**Exercise goal**: When you find the word "puja" in a line of the entries, please copy the whole line.
::: Material for this exercise :::
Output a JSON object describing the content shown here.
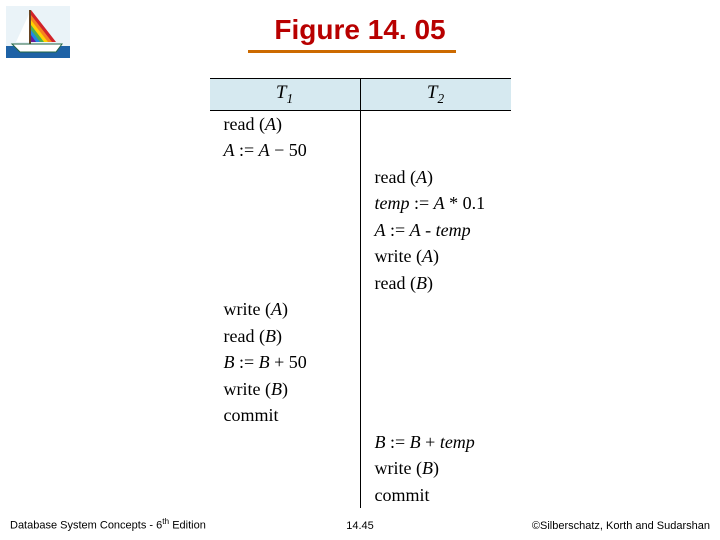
{
  "title": "Figure 14. 05",
  "columns": {
    "t1": "T",
    "t1_sub": "1",
    "t2": "T",
    "t2_sub": "2"
  },
  "schedule": [
    {
      "t1": "read (A)",
      "t2": ""
    },
    {
      "t1": "A := A − 50",
      "t2": ""
    },
    {
      "t1": "",
      "t2": "read (A)"
    },
    {
      "t1": "",
      "t2": "temp := A * 0.1"
    },
    {
      "t1": "",
      "t2": "A := A - temp"
    },
    {
      "t1": "",
      "t2": "write (A)"
    },
    {
      "t1": "",
      "t2": "read (B)"
    },
    {
      "t1": "write (A)",
      "t2": ""
    },
    {
      "t1": "read (B)",
      "t2": ""
    },
    {
      "t1": "B := B + 50",
      "t2": ""
    },
    {
      "t1": "write (B)",
      "t2": ""
    },
    {
      "t1": "commit",
      "t2": ""
    },
    {
      "t1": "",
      "t2": "B := B + temp"
    },
    {
      "t1": "",
      "t2": "write (B)"
    },
    {
      "t1": "",
      "t2": "commit"
    }
  ],
  "footer": {
    "left_pre": "Database System Concepts - 6",
    "left_sup": "th",
    "left_post": " Edition",
    "center": "14.45",
    "right": "©Silberschatz, Korth and Sudarshan"
  },
  "logo": {
    "name": "sailboat-rainbow-logo"
  }
}
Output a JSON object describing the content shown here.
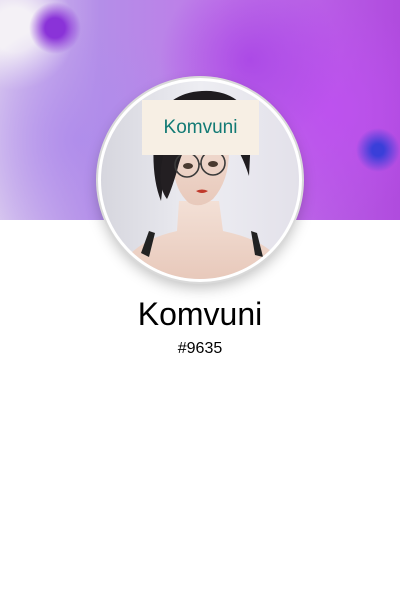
{
  "profile": {
    "tag_label": "Komvuni",
    "username": "Komvuni",
    "discriminator": "#9635"
  },
  "colors": {
    "tag_text": "#127a74",
    "tag_background": "#f7efe4",
    "banner_accent": "#b95ee6"
  },
  "icons": {
    "avatar": "avatar-portrait-illustration"
  }
}
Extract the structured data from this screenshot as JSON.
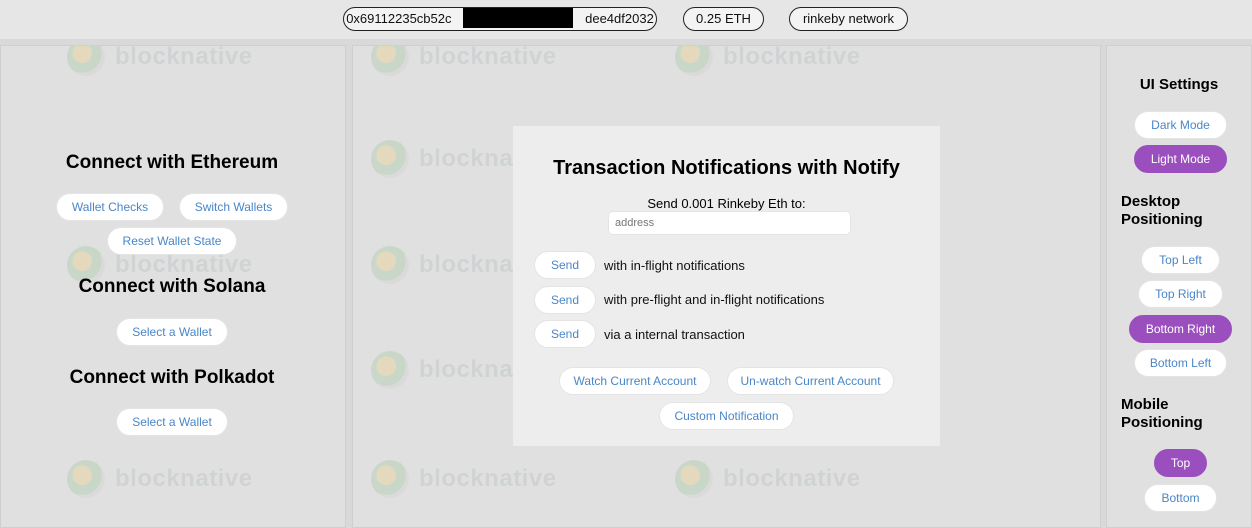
{
  "topbar": {
    "address": "0x69112235cb52c                                     dee4df2032",
    "balance": "0.25 ETH",
    "network": "rinkeby network"
  },
  "watermark": {
    "text": "blocknative"
  },
  "left": {
    "ethereum_title": "Connect with Ethereum",
    "wallet_checks": "Wallet Checks",
    "switch_wallets": "Switch Wallets",
    "reset_wallet_state": "Reset Wallet State",
    "solana_title": "Connect with Solana",
    "solana_select": "Select a Wallet",
    "polkadot_title": "Connect with Polkadot",
    "polkadot_select": "Select a Wallet"
  },
  "notify": {
    "title": "Transaction Notifications with Notify",
    "subtitle": "Send 0.001 Rinkeby Eth to:",
    "address_placeholder": "address",
    "rows": [
      {
        "button": "Send",
        "label": "with in-flight notifications"
      },
      {
        "button": "Send",
        "label": "with pre-flight and in-flight notifications"
      },
      {
        "button": "Send",
        "label": "via a internal transaction"
      }
    ],
    "watch_current": "Watch Current Account",
    "unwatch_current": "Un-watch Current Account",
    "custom_notification": "Custom Notification"
  },
  "settings": {
    "title": "UI Settings",
    "dark_mode": "Dark Mode",
    "light_mode": "Light Mode",
    "desktop_title": "Desktop Positioning",
    "top_left": "Top Left",
    "top_right": "Top Right",
    "bottom_right": "Bottom Right",
    "bottom_left": "Bottom Left",
    "mobile_title": "Mobile Positioning",
    "mobile_top": "Top",
    "mobile_bottom": "Bottom"
  },
  "colors": {
    "accent": "#9b4fbe",
    "link": "#4a86c8"
  }
}
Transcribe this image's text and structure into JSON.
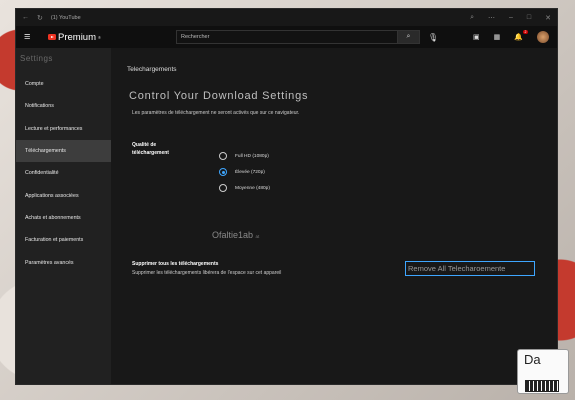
{
  "titlebar": {
    "app_title": "(1) YouTube"
  },
  "header": {
    "brand": "Premium",
    "search_placeholder": "Rechercher"
  },
  "notifications": {
    "count": "2"
  },
  "sidebar": {
    "heading": "Settings",
    "items": [
      {
        "label": "Compte"
      },
      {
        "label": "Notifications"
      },
      {
        "label": "Lecture et performances"
      },
      {
        "label": "Téléchargements"
      },
      {
        "label": "Confidentialité"
      },
      {
        "label": "Applications associées"
      },
      {
        "label": "Achats et abonnements"
      },
      {
        "label": "Facturation et paiements"
      },
      {
        "label": "Paramètres avancés"
      }
    ],
    "active_index": 3
  },
  "main": {
    "breadcrumb": "Telechargements",
    "title": "Control Your Download Settings",
    "description": "Les paramètres de téléchargement ne seront activés que sur ce navigateur.",
    "quality": {
      "label": "Qualité de téléchargement",
      "options": [
        {
          "label": "Full HD (1080p)",
          "selected": false
        },
        {
          "label": "Élevée (720p)",
          "selected": true
        },
        {
          "label": "Moyenne (480p)",
          "selected": false
        }
      ]
    },
    "offline_text": "Ofaltie1ab",
    "offline_suffix": "at",
    "delete": {
      "title": "Supprimer tous les téléchargements",
      "description": "Supprimer les téléchargements libérera de l'espace sur cet appareil",
      "button": "Remove All Telecharoemente"
    }
  },
  "watermark": {
    "text": "Da"
  },
  "colors": {
    "accent": "#3ea6ff",
    "brand": "#ee2222",
    "window": "#181818",
    "sidebar": "#212121"
  }
}
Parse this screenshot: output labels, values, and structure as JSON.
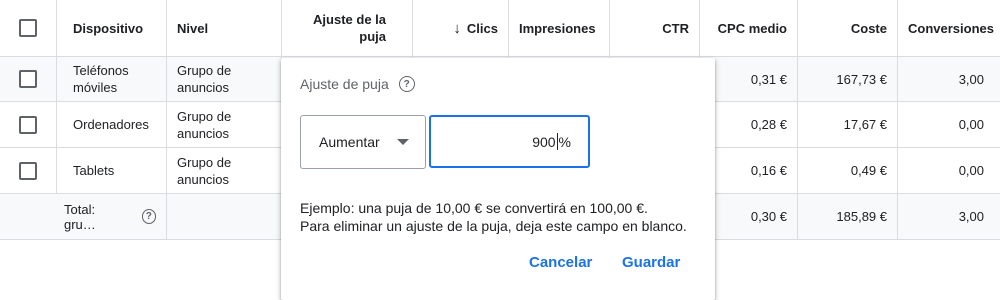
{
  "header": {
    "device": "Dispositivo",
    "level": "Nivel",
    "bid_adjustment_line1": "Ajuste de la",
    "bid_adjustment_line2": "puja",
    "sort_arrow": "↓",
    "clicks": "Clics",
    "impressions": "Impresiones",
    "ctr": "CTR",
    "avg_cpc": "CPC medio",
    "cost": "Coste",
    "conversions": "Conversiones"
  },
  "rows": [
    {
      "device_line1": "Teléfonos",
      "device_line2": "móviles",
      "level_line1": "Grupo de",
      "level_line2": "anuncios",
      "avg_cpc": "0,31 €",
      "cost": "167,73 €",
      "conversions": "3,00"
    },
    {
      "device": "Ordenadores",
      "level_line1": "Grupo de",
      "level_line2": "anuncios",
      "avg_cpc": "0,28 €",
      "cost": "17,67 €",
      "conversions": "0,00"
    },
    {
      "device": "Tablets",
      "level_line1": "Grupo de",
      "level_line2": "anuncios",
      "avg_cpc": "0,16 €",
      "cost": "0,49 €",
      "conversions": "0,00"
    }
  ],
  "total": {
    "label": "Total: gru…",
    "avg_cpc": "0,30 €",
    "cost": "185,89 €",
    "conversions": "3,00"
  },
  "popup": {
    "title": "Ajuste de puja",
    "mode": "Aumentar",
    "value": "900",
    "unit": "%",
    "example_line1": "Ejemplo: una puja de 10,00 € se convertirá en 100,00 €.",
    "example_line2": "Para eliminar un ajuste de la puja, deja este campo en blanco.",
    "cancel": "Cancelar",
    "save": "Guardar"
  },
  "icons": {
    "help": "help-circle-icon",
    "caret": "caret-down-icon",
    "sort": "arrow-down-icon"
  },
  "colors": {
    "accent": "#1a73e8",
    "border": "#dadce0",
    "row_alt": "#f8f9fa"
  }
}
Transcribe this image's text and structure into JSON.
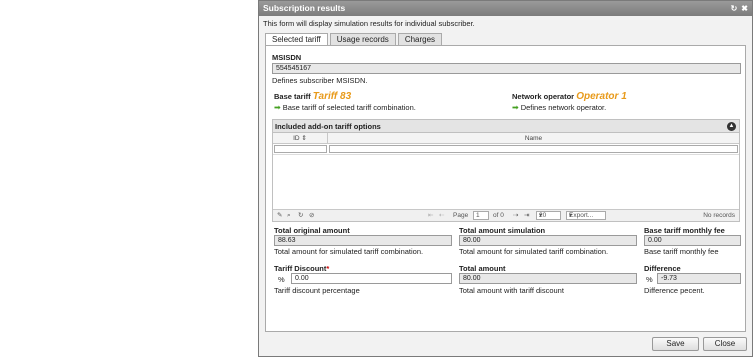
{
  "window": {
    "title": "Subscription results",
    "description": "This form will display simulation results for individual subscriber."
  },
  "tabs": [
    {
      "label": "Selected tariff"
    },
    {
      "label": "Usage records"
    },
    {
      "label": "Charges"
    }
  ],
  "msisdn": {
    "label": "MSISDN",
    "value": "554545167",
    "help": "Defines subscriber MSISDN."
  },
  "base_tariff": {
    "label": "Base tariff",
    "value": "Tariff 83",
    "help": "Base tariff of selected tariff combination."
  },
  "network_operator": {
    "label": "Network operator",
    "value": "Operator 1",
    "help": "Defines network operator."
  },
  "addons": {
    "title": "Included add-on tariff options",
    "columns": [
      "ID",
      "Name"
    ],
    "pager": {
      "page_label": "Page",
      "page_value": "1",
      "of_label": "of 0",
      "page_size": "20",
      "export_label": "Export...",
      "empty_text": "No records"
    }
  },
  "summary": {
    "total_original_amount": {
      "label": "Total original amount",
      "value": "88.63",
      "help": "Total amount for simulated tariff combination."
    },
    "total_amount_simulation": {
      "label": "Total amount simulation",
      "value": "80.00",
      "help": "Total amount for simulated tariff combination."
    },
    "base_tariff_monthly_fee": {
      "label": "Base tariff monthly fee",
      "value": "0.00",
      "help": "Base tariff monthly fee"
    },
    "tariff_discount": {
      "label": "Tariff Discount",
      "required_mark": "*",
      "unit": "%",
      "value": "0.00",
      "help": "Tariff discount percentage"
    },
    "total_amount": {
      "label": "Total amount",
      "value": "80.00",
      "help": "Total amount with tariff discount"
    },
    "difference": {
      "label": "Difference",
      "unit": "%",
      "value": "-9.73",
      "help": "Difference pecent."
    }
  },
  "buttons": {
    "save": "Save",
    "close": "Close"
  }
}
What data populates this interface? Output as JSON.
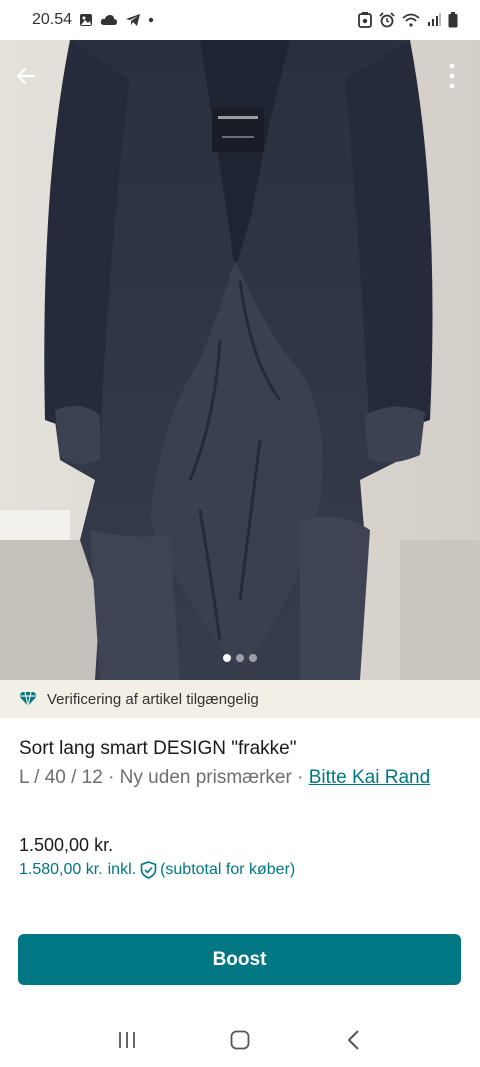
{
  "status_bar": {
    "time": "20.54",
    "left_icons": [
      "image-icon",
      "cloud-icon",
      "telegram-icon",
      "dot-icon"
    ],
    "right_icons": [
      "nfc-icon",
      "alarm-icon",
      "wifi-icon",
      "signal-icon",
      "battery-icon"
    ]
  },
  "photo": {
    "slide_count": 3,
    "active_slide": 1,
    "back_icon": "arrow-left-icon",
    "menu_icon": "more-vertical-icon"
  },
  "verification": {
    "icon": "diamond-icon",
    "text": "Verificering af artikel tilgængelig",
    "color": "#007782"
  },
  "item": {
    "title": "Sort lang smart DESIGN \"frakke\"",
    "meta": "L / 40 / 12 · Ny uden prismærker · ",
    "brand": "Bitte Kai Rand",
    "price": "1.500,00 kr.",
    "price_incl_amount": "1.580,00 kr.",
    "price_incl_label": "inkl.",
    "price_incl_suffix": "(subtotal for køber)"
  },
  "actions": {
    "boost_label": "Boost"
  },
  "navbar": {
    "icons": [
      "recent-apps-icon",
      "home-icon",
      "back-icon"
    ]
  },
  "colors": {
    "accent": "#007782",
    "banner_bg": "#f2efe6"
  }
}
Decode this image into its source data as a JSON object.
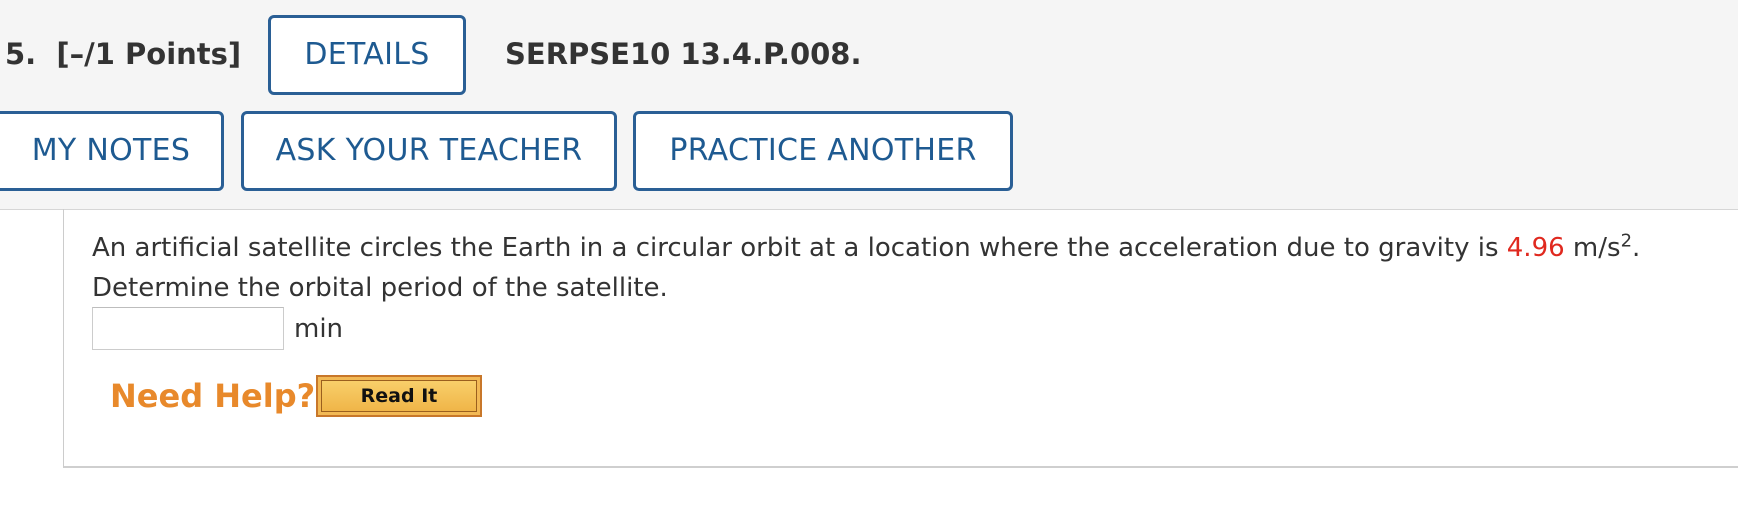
{
  "question": {
    "number": "5.",
    "points": "[–/1 Points]",
    "code": "SERPSE10 13.4.P.008."
  },
  "buttons": {
    "details": "DETAILS",
    "my_notes": "MY NOTES",
    "ask_teacher": "ASK YOUR TEACHER",
    "practice_another": "PRACTICE ANOTHER"
  },
  "problem": {
    "text_before": "An artificial satellite circles the Earth in a circular orbit at a location where the acceleration due to gravity is ",
    "value": "4.96",
    "unit_base": " m/s",
    "unit_exp": "2",
    "text_after": ".",
    "line2": "Determine the orbital period of the satellite."
  },
  "answer": {
    "value": "",
    "unit": "min"
  },
  "help": {
    "label": "Need Help?",
    "read_it": "Read It"
  },
  "colors": {
    "button_text": "#1e5a91",
    "button_border": "#2a5f95",
    "given_value": "#e0291f",
    "need_help": "#e8892b",
    "read_it_bg": "#f2b955"
  }
}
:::
**Response box**:
    "bid_adjustment_line2": "puja",
    "title": "Ajuste de puja",
    "example_line1": "Ejemplo: una puja de 10,00 € se convertirá en 100,00 €.",
    "example_line2": "Para eliminar un ajuste de la puja, deja este campo en blanco.",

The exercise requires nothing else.